Predicted 10-Year returns from the Shiller P/E

A quick update on the Shiller P/E predictions--been a slew of articles/research on this recently:
We've written fairly extensively on the topic of predicting future returns:
Here is an article we wrote up describing Hussman's model:
John Hussman has an interesting piece on predicting long-term market returns
The article is a bit dated (2005), but still fascinating.

In the short piece Hussman suggests that the projected annual total return on the S&P 500 over T years can be represented with the following equation:
  • Long term total return = (1+g)(future PE / current PE)^(1/T) – 1 + dividend yield(current PE / future PE + 1) / 2
He makes the following assumptions and plugs them into the equation above:
  1. Peak to Peak earnings growth, g=6%
  2. T=10 years
  3. future PE (E=Peak Earnings over cycle) range between 20 (major bull) and 7 (major bear)

Here are the results of our analysis of this model:

The results are hypothetical results and are NOT an indicator of future results and do NOT represent returns that any investor actually attained. Indexes are unmanaged, do not reflect management or trading fees, and one cannot invest directly in an index. Additional information regarding the construction of these results is available upon request.

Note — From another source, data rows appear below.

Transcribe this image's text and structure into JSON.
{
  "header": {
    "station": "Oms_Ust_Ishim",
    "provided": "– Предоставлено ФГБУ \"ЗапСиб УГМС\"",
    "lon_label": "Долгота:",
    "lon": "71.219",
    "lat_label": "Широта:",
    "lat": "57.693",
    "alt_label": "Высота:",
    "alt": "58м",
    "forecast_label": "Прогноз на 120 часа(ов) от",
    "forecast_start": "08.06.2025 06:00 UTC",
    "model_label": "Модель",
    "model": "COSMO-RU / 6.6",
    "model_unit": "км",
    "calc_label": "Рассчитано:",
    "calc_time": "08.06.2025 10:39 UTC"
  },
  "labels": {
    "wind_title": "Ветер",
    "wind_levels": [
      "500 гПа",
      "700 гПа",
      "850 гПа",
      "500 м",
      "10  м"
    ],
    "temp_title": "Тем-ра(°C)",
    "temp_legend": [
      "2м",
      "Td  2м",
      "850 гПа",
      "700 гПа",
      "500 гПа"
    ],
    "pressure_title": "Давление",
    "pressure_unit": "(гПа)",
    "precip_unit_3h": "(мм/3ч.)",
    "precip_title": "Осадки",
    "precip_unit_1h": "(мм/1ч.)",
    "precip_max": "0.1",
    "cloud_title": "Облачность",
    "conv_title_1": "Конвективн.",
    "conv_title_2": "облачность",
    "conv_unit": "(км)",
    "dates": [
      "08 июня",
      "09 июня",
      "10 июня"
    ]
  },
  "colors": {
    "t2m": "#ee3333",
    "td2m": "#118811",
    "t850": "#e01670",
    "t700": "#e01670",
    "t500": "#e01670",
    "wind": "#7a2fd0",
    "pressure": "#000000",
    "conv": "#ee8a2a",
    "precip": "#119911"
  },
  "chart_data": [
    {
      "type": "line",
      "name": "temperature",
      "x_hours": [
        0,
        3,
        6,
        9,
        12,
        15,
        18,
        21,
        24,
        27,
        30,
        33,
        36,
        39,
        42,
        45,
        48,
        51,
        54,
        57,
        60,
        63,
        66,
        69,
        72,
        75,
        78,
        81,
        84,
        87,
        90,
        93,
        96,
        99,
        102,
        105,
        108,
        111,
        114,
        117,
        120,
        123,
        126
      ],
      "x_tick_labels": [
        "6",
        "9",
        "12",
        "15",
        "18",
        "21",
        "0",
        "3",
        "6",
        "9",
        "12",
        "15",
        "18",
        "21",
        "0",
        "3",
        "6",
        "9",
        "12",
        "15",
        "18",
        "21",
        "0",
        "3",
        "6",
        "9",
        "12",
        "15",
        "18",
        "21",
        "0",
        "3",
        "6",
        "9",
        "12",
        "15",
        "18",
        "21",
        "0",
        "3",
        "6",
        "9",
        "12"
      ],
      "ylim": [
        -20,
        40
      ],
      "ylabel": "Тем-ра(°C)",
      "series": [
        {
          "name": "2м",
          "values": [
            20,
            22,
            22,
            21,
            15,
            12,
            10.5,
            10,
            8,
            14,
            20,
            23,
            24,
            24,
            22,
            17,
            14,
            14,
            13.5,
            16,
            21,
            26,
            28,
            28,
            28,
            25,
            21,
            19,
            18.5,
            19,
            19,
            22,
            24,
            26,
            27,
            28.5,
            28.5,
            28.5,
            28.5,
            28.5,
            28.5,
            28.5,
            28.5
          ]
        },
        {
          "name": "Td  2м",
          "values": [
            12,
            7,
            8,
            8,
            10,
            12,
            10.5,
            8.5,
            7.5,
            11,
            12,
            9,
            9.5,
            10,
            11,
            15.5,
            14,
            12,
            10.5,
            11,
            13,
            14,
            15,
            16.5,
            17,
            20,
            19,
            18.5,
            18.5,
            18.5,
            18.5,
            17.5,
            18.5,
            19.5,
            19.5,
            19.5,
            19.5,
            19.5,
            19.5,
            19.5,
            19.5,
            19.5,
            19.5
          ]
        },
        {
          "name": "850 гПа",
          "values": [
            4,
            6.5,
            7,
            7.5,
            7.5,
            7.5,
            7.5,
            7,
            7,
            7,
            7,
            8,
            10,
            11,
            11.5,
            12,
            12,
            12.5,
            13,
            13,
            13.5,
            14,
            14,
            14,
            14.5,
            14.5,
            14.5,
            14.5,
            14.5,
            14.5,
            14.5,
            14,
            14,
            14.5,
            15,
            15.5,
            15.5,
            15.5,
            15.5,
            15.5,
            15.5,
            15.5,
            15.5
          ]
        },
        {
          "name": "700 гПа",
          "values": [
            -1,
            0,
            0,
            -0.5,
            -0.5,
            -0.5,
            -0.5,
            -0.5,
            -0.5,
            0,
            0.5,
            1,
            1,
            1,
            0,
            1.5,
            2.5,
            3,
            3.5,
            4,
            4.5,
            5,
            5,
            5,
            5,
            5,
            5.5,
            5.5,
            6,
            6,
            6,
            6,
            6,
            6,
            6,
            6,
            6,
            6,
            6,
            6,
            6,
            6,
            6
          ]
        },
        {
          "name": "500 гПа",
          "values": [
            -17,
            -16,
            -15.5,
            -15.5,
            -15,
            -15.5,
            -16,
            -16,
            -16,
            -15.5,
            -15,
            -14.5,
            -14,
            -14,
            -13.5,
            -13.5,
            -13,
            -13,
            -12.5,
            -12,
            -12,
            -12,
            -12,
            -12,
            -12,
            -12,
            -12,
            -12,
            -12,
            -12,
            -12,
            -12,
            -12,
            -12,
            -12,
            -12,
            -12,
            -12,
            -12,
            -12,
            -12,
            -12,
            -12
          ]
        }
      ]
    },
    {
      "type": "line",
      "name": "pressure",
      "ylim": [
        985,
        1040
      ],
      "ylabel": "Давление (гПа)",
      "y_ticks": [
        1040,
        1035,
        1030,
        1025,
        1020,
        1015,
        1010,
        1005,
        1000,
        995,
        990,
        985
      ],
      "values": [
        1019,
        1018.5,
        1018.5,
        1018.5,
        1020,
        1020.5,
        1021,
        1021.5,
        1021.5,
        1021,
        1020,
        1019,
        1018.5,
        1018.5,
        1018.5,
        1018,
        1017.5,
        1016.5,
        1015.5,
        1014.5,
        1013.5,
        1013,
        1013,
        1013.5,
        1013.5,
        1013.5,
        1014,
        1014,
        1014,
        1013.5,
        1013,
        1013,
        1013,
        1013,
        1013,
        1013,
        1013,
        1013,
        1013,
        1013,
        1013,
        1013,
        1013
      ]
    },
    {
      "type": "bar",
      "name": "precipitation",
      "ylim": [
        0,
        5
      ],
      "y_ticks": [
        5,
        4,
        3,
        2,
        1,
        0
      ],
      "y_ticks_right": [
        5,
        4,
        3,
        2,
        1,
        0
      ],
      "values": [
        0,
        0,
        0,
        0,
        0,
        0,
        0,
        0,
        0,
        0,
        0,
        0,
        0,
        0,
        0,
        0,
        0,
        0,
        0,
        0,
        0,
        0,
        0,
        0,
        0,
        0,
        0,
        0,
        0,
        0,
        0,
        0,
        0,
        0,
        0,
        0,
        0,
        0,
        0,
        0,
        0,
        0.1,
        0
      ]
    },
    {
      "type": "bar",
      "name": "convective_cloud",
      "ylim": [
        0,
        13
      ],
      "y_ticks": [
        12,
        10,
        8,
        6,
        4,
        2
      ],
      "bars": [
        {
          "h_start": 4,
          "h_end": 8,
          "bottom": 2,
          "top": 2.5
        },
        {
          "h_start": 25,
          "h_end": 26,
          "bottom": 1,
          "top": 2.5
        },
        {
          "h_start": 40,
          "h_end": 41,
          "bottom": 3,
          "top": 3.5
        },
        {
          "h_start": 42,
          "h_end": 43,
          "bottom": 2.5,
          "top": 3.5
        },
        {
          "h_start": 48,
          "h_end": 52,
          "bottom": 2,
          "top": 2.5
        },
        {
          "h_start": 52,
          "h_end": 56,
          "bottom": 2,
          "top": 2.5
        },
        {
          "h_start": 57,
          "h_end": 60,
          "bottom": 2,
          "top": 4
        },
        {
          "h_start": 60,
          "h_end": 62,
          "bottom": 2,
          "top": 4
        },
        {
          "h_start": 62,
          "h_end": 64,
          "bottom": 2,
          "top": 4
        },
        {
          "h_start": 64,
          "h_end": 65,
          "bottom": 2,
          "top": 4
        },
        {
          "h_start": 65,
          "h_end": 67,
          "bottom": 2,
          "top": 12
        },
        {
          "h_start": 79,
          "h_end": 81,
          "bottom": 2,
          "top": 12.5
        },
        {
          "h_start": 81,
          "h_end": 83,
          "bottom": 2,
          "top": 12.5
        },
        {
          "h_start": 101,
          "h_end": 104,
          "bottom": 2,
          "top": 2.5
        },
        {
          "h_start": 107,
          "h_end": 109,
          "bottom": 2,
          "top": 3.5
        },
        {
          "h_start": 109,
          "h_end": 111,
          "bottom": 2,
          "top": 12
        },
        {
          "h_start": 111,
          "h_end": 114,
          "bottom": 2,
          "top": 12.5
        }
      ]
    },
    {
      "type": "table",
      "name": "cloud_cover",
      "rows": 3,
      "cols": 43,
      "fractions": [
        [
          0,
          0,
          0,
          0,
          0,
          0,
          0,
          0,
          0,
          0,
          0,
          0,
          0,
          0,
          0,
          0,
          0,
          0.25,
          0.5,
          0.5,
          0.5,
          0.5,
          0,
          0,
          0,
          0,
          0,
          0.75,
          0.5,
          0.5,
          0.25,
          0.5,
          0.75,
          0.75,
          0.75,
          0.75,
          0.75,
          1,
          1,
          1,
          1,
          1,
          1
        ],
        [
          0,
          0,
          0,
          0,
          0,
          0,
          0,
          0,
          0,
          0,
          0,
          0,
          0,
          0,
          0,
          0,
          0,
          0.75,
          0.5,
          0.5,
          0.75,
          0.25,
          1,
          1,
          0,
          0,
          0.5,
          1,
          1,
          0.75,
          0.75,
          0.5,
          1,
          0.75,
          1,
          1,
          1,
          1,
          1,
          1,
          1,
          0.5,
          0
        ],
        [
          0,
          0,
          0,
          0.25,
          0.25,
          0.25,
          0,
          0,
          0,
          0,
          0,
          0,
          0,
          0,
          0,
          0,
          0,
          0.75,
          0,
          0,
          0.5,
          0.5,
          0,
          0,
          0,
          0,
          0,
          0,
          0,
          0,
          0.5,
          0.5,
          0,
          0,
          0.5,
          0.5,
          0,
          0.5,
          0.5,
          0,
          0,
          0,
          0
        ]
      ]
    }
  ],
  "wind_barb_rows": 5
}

Low-end prediction is -0.84% 10-Year CAGR; high-end prediction is 7.61% 10-Year CAGR
We also have a piece that is related to predicting 10-year returns with a simple regression model:
http://blog.alphaarchitect.com/2011/10/the-shiller-pe-ratio/

The results are hypothetical results and are NOT an indicator of future results and do NOT represent returns that any investor actually attained. Indexes are unmanaged, do not reflect management or trading fees, and one cannot invest directly in an index. Additional information regarding the construction of these results is available upon request.

The model is predicting a 3.31% 10-Year CAGR.
Summary
Expect 10-year returns to fall in the -.84% to 7.61% range over the next 10-years. Not too precise, but at least you can scratch off your prior expectation of 20% CAGR...